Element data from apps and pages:
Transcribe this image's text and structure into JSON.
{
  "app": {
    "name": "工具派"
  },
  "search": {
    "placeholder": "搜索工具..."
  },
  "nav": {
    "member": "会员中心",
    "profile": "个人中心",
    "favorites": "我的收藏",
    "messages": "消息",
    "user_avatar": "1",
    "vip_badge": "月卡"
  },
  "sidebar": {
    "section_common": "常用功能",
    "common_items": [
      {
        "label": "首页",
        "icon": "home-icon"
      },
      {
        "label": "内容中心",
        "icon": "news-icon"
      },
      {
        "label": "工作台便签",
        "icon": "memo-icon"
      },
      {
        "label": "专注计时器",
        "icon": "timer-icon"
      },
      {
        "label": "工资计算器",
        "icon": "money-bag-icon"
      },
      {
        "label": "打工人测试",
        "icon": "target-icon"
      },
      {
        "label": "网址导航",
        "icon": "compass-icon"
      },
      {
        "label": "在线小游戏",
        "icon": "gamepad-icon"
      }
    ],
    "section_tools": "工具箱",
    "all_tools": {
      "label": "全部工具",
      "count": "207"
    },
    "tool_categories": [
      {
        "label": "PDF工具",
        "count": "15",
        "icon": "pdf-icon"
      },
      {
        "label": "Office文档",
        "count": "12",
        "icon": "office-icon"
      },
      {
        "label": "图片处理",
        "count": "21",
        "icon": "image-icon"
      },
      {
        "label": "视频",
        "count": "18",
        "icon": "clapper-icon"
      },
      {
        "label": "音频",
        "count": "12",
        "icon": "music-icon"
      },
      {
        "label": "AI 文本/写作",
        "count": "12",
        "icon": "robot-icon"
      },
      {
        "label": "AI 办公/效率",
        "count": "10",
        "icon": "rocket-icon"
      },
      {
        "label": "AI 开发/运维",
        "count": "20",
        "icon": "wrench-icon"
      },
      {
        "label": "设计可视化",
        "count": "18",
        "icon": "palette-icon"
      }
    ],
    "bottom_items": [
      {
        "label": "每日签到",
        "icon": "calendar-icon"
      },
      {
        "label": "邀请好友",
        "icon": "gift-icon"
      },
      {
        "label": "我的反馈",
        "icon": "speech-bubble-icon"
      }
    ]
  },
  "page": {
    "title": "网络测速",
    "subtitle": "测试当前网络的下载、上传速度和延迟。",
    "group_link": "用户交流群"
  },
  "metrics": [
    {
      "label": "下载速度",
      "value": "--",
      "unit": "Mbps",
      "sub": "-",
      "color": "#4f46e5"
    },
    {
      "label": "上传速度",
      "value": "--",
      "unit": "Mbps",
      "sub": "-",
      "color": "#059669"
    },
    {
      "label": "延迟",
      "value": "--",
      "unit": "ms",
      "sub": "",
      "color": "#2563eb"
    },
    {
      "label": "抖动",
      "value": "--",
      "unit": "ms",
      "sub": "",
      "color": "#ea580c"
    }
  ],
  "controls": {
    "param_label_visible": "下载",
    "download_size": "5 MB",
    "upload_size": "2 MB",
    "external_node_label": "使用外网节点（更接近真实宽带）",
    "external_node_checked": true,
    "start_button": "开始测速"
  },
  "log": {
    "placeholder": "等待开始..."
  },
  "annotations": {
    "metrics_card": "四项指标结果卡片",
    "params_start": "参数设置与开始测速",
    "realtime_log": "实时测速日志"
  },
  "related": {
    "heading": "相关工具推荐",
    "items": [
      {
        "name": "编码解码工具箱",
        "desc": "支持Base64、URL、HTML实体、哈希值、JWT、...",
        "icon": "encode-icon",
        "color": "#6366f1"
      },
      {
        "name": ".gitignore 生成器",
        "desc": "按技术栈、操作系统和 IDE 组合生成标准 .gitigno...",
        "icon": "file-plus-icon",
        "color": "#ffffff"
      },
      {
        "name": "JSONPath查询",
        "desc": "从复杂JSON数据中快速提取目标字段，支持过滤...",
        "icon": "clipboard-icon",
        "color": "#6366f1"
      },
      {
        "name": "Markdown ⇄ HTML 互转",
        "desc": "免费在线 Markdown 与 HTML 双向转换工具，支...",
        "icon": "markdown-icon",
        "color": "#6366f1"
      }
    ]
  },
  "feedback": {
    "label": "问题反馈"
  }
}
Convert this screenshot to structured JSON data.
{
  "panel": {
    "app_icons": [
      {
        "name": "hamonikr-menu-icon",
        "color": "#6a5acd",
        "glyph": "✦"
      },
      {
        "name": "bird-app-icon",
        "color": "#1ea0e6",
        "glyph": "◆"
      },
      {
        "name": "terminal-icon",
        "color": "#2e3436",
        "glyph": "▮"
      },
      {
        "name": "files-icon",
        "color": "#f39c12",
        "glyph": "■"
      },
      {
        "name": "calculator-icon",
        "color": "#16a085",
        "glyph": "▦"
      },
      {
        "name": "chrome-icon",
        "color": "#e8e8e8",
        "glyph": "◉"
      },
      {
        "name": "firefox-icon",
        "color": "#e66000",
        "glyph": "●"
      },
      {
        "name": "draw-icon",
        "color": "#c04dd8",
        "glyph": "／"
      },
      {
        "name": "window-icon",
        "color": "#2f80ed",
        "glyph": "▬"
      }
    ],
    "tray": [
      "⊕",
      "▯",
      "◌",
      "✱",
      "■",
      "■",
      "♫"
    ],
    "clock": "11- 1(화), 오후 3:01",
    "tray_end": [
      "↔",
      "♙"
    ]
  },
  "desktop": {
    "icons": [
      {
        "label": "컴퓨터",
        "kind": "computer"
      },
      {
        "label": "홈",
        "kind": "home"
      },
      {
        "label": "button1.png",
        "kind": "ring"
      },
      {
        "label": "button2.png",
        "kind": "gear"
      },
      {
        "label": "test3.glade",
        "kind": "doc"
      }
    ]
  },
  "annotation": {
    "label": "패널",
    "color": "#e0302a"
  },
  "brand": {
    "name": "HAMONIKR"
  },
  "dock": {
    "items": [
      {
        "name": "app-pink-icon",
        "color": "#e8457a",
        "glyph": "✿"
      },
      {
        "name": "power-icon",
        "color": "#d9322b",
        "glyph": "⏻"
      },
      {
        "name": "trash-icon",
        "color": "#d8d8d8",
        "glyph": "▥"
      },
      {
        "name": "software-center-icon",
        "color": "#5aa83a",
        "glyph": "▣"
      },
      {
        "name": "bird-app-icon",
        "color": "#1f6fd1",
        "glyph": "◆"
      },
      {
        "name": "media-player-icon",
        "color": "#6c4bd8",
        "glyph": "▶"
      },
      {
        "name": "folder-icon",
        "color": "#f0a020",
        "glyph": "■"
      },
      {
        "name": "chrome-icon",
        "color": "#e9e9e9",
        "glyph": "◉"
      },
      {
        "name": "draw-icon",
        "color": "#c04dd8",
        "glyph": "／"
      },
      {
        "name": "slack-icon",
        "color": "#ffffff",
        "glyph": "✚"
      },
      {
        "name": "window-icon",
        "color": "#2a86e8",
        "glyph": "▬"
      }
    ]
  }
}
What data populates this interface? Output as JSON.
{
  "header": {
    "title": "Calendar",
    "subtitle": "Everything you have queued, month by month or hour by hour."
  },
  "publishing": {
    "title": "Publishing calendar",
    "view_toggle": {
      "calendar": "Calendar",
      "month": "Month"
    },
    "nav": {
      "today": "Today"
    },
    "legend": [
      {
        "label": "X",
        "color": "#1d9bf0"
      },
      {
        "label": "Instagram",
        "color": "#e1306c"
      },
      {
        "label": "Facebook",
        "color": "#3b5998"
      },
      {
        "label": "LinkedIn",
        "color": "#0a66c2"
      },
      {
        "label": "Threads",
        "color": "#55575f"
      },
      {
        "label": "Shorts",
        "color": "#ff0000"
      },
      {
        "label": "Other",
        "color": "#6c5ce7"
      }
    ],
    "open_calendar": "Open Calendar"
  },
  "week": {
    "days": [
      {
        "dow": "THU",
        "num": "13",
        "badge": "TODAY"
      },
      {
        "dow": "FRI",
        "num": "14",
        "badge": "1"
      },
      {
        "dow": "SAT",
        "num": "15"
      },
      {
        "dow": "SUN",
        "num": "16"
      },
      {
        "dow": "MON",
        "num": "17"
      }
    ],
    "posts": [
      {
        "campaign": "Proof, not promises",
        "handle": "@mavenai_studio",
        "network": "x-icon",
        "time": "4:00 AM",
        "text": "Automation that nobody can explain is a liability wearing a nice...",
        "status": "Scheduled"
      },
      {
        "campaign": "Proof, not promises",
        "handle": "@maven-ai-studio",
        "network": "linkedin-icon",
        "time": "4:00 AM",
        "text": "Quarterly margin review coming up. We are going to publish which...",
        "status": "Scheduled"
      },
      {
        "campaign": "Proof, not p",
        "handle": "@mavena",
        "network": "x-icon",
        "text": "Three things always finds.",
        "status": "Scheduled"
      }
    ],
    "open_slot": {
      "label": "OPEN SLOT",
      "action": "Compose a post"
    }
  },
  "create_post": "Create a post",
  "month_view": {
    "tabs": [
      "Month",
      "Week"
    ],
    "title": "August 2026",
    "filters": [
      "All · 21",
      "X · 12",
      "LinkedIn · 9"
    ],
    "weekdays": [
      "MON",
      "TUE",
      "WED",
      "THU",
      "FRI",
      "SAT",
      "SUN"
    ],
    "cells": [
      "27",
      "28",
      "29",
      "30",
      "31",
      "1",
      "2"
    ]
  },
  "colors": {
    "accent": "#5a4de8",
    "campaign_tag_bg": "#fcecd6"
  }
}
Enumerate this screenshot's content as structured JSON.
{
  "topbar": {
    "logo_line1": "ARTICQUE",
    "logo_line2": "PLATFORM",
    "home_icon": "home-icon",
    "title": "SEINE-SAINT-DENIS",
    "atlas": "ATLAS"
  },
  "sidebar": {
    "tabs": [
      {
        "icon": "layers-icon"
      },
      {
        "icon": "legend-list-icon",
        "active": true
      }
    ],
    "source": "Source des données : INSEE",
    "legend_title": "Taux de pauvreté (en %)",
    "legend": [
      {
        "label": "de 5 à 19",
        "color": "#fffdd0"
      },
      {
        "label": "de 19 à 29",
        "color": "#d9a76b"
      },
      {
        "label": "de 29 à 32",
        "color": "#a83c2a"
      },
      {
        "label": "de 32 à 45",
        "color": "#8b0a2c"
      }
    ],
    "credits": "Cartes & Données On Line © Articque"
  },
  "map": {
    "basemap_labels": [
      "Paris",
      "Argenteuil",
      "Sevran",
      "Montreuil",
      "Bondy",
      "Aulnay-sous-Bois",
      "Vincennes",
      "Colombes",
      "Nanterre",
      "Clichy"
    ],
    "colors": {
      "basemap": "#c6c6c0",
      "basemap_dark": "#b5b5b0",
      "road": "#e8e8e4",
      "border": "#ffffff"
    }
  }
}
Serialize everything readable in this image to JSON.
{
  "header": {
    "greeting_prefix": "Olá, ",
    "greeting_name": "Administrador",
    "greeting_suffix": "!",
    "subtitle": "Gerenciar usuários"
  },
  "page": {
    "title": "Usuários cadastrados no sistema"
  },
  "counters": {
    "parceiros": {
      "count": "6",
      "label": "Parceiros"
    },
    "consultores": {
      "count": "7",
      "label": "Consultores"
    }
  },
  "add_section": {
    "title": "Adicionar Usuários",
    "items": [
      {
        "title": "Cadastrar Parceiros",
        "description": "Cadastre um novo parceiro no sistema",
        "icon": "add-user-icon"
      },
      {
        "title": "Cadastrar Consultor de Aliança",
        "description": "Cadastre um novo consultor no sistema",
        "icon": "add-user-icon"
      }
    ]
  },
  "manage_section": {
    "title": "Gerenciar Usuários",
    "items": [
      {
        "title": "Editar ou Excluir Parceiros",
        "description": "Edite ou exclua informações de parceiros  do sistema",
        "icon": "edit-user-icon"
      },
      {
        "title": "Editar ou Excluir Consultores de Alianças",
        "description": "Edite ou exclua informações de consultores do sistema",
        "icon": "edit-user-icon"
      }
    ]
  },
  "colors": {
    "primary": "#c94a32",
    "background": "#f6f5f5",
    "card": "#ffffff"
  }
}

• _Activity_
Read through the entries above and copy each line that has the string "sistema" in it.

• _Response area_
    "title": "Usuários cadastrados no sistema"
        "description": "Cadastre um novo parceiro no sistema",
        "description": "Cadastre um novo consultor no sistema",
        "description": "Edite ou exclua informações de parceiros  do sistema",
        "description": "Edite ou exclua informações de consultores do sistema",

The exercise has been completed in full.